▶ **Problem description**:
Reproduce the material that follows exactly, with no line left out.

▶ **Record excerpts**:
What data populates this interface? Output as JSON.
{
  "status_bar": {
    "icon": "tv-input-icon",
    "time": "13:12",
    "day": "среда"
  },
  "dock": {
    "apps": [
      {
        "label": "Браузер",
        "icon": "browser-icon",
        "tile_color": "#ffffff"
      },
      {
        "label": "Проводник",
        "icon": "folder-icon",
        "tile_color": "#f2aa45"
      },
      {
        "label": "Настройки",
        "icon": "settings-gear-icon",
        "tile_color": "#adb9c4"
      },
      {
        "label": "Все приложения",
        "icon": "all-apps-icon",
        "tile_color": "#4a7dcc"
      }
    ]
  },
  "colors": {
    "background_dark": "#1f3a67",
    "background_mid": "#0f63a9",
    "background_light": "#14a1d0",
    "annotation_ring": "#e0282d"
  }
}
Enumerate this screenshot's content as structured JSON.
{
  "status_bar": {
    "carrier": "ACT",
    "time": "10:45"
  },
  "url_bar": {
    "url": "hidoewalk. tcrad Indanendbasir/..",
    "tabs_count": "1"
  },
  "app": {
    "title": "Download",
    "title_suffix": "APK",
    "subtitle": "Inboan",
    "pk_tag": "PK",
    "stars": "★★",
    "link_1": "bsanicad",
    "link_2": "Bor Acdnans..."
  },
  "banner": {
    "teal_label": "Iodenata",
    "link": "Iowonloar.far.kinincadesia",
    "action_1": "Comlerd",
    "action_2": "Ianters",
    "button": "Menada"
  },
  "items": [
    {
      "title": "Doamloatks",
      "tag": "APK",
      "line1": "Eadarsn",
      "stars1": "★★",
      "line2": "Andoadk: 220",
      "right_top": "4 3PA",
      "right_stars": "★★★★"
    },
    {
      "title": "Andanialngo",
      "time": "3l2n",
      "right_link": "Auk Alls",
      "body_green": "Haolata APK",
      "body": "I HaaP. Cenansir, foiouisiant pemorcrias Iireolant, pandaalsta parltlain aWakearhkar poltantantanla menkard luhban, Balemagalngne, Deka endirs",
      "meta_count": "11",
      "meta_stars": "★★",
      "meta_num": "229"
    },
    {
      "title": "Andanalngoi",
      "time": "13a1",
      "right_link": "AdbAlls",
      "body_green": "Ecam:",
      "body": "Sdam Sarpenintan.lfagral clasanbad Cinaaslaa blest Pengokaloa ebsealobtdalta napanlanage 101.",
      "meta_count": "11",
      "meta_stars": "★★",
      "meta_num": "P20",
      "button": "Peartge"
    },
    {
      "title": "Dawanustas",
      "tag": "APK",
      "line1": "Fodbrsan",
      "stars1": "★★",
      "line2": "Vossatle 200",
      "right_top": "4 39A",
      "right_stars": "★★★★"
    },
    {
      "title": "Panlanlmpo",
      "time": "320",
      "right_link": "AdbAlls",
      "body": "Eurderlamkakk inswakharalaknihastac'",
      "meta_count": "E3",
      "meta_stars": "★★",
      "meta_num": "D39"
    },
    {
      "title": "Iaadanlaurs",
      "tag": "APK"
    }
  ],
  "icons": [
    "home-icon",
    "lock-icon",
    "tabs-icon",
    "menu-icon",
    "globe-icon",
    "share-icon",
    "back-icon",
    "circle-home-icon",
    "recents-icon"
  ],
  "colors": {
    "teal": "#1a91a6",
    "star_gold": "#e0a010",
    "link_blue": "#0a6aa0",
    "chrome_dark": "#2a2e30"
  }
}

▶ **Response to this exercise**:
What data populates this interface? Output as JSON.
{
  "status_bar": {
    "icon": "tv-input-icon",
    "time": "13:12",
    "day": "среда"
  },
  "dock": {
    "apps": [
      {
        "label": "Браузер",
        "icon": "browser-icon",
        "tile_color": "#ffffff"
      },
      {
        "label": "Проводник",
        "icon": "folder-icon",
        "tile_color": "#f2aa45"
      },
      {
        "label": "Настройки",
        "icon": "settings-gear-icon",
        "tile_color": "#adb9c4"
      },
      {
        "label": "Все приложения",
        "icon": "all-apps-icon",
        "tile_color": "#4a7dcc"
      }
    ]
  },
  "colors": {
    "background_dark": "#1f3a67",
    "background_mid": "#0f63a9",
    "background_light": "#14a1d0",
    "annotation_ring": "#e0282d"
  }
}
Enumerate this screenshot's content as structured JSON.
{
  "status_bar": {
    "carrier": "ACT",
    "time": "10:45"
  },
  "url_bar": {
    "url": "hidoewalk. tcrad Indanendbasir/..",
    "tabs_count": "1"
  },
  "app": {
    "title": "Download",
    "title_suffix": "APK",
    "subtitle": "Inboan",
    "pk_tag": "PK",
    "stars": "★★",
    "link_1": "bsanicad",
    "link_2": "Bor Acdnans..."
  },
  "banner": {
    "teal_label": "Iodenata",
    "link": "Iowonloar.far.kinincadesia",
    "action_1": "Comlerd",
    "action_2": "Ianters",
    "button": "Menada"
  },
  "items": [
    {
      "title": "Doamloatks",
      "tag": "APK",
      "line1": "Eadarsn",
      "stars1": "★★",
      "line2": "Andoadk: 220",
      "right_top": "4 3PA",
      "right_stars": "★★★★"
    },
    {
      "title": "Andanialngo",
      "time": "3l2n",
      "right_link": "Auk Alls",
      "body_green": "Haolata APK",
      "body": "I HaaP. Cenansir, foiouisiant pemorcrias Iireolant, pandaalsta parltlain aWakearhkar poltantantanla menkard luhban, Balemagalngne, Deka endirs",
      "meta_count": "11",
      "meta_stars": "★★",
      "meta_num": "229"
    },
    {
      "title": "Andanalngoi",
      "time": "13a1",
      "right_link": "AdbAlls",
      "body_green": "Ecam:",
      "body": "Sdam Sarpenintan.lfagral clasanbad Cinaaslaa blest Pengokaloa ebsealobtdalta napanlanage 101.",
      "meta_count": "11",
      "meta_stars": "★★",
      "meta_num": "P20",
      "button": "Peartge"
    },
    {
      "title": "Dawanustas",
      "tag": "APK",
      "line1": "Fodbrsan",
      "stars1": "★★",
      "line2": "Vossatle 200",
      "right_top": "4 39A",
      "right_stars": "★★★★"
    },
    {
      "title": "Panlanlmpo",
      "time": "320",
      "right_link": "AdbAlls",
      "body": "Eurderlamkakk inswakharalaknihastac'",
      "meta_count": "E3",
      "meta_stars": "★★",
      "meta_num": "D39"
    },
    {
      "title": "Iaadanlaurs",
      "tag": "APK"
    }
  ],
  "icons": [
    "home-icon",
    "lock-icon",
    "tabs-icon",
    "menu-icon",
    "globe-icon",
    "share-icon",
    "back-icon",
    "circle-home-icon",
    "recents-icon"
  ],
  "colors": {
    "teal": "#1a91a6",
    "star_gold": "#e0a010",
    "link_blue": "#0a6aa0",
    "chrome_dark": "#2a2e30"
  }
}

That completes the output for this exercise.